= Beginning of Section =

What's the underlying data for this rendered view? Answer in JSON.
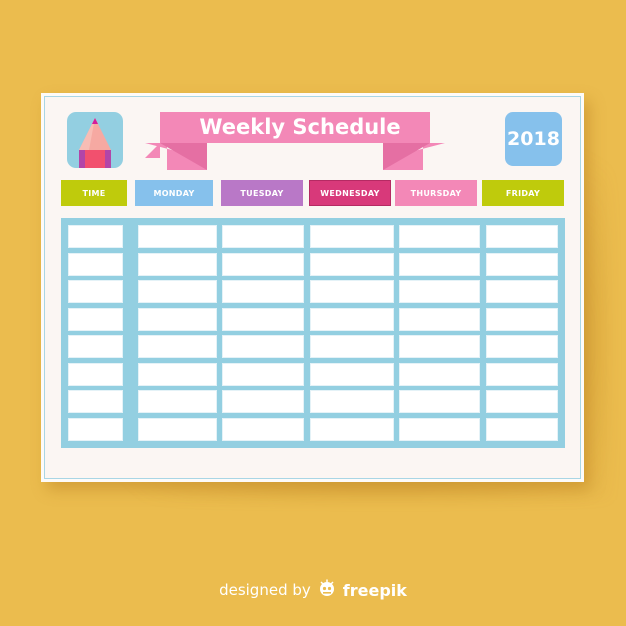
{
  "header": {
    "title": "Weekly Schedule",
    "year": "2018"
  },
  "icons": {
    "pencil": "pencil-icon",
    "freepik_logo": "freepik-logo-icon"
  },
  "columns": [
    {
      "label": "TIME",
      "color": "#BFCB0C"
    },
    {
      "label": "MONDAY",
      "color": "#86C1EC"
    },
    {
      "label": "TUESDAY",
      "color": "#B978C7"
    },
    {
      "label": "WEDNESDAY",
      "color": "#D8397A"
    },
    {
      "label": "THURSDAY",
      "color": "#F388B7"
    },
    {
      "label": "FRIDAY",
      "color": "#BFCB0C"
    }
  ],
  "table": {
    "rows": 8,
    "cells": [
      [
        "",
        "",
        "",
        "",
        "",
        ""
      ],
      [
        "",
        "",
        "",
        "",
        "",
        ""
      ],
      [
        "",
        "",
        "",
        "",
        "",
        ""
      ],
      [
        "",
        "",
        "",
        "",
        "",
        ""
      ],
      [
        "",
        "",
        "",
        "",
        "",
        ""
      ],
      [
        "",
        "",
        "",
        "",
        "",
        ""
      ],
      [
        "",
        "",
        "",
        "",
        "",
        ""
      ],
      [
        "",
        "",
        "",
        "",
        "",
        ""
      ]
    ]
  },
  "colors": {
    "background": "#EBBC4E",
    "ribbon": "#F388B7",
    "ribbon_dark": "#E56FA3",
    "grid": "#93CFE1",
    "year_box": "#86C1EC"
  },
  "footer": {
    "prefix": "designed by",
    "brand": "freepik"
  }
}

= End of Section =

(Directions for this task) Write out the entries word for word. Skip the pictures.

(Answer box)
What's the underlying data for this rendered view? Answer in JSON.
{
  "header": {
    "title": "Weekly Schedule",
    "year": "2018"
  },
  "icons": {
    "pencil": "pencil-icon",
    "freepik_logo": "freepik-logo-icon"
  },
  "columns": [
    {
      "label": "TIME",
      "color": "#BFCB0C"
    },
    {
      "label": "MONDAY",
      "color": "#86C1EC"
    },
    {
      "label": "TUESDAY",
      "color": "#B978C7"
    },
    {
      "label": "WEDNESDAY",
      "color": "#D8397A"
    },
    {
      "label": "THURSDAY",
      "color": "#F388B7"
    },
    {
      "label": "FRIDAY",
      "color": "#BFCB0C"
    }
  ],
  "table": {
    "rows": 8,
    "cells": [
      [
        "",
        "",
        "",
        "",
        "",
        ""
      ],
      [
        "",
        "",
        "",
        "",
        "",
        ""
      ],
      [
        "",
        "",
        "",
        "",
        "",
        ""
      ],
      [
        "",
        "",
        "",
        "",
        "",
        ""
      ],
      [
        "",
        "",
        "",
        "",
        "",
        ""
      ],
      [
        "",
        "",
        "",
        "",
        "",
        ""
      ],
      [
        "",
        "",
        "",
        "",
        "",
        ""
      ],
      [
        "",
        "",
        "",
        "",
        "",
        ""
      ]
    ]
  },
  "colors": {
    "background": "#EBBC4E",
    "ribbon": "#F388B7",
    "ribbon_dark": "#E56FA3",
    "grid": "#93CFE1",
    "year_box": "#86C1EC"
  },
  "footer": {
    "prefix": "designed by",
    "brand": "freepik"
  }
}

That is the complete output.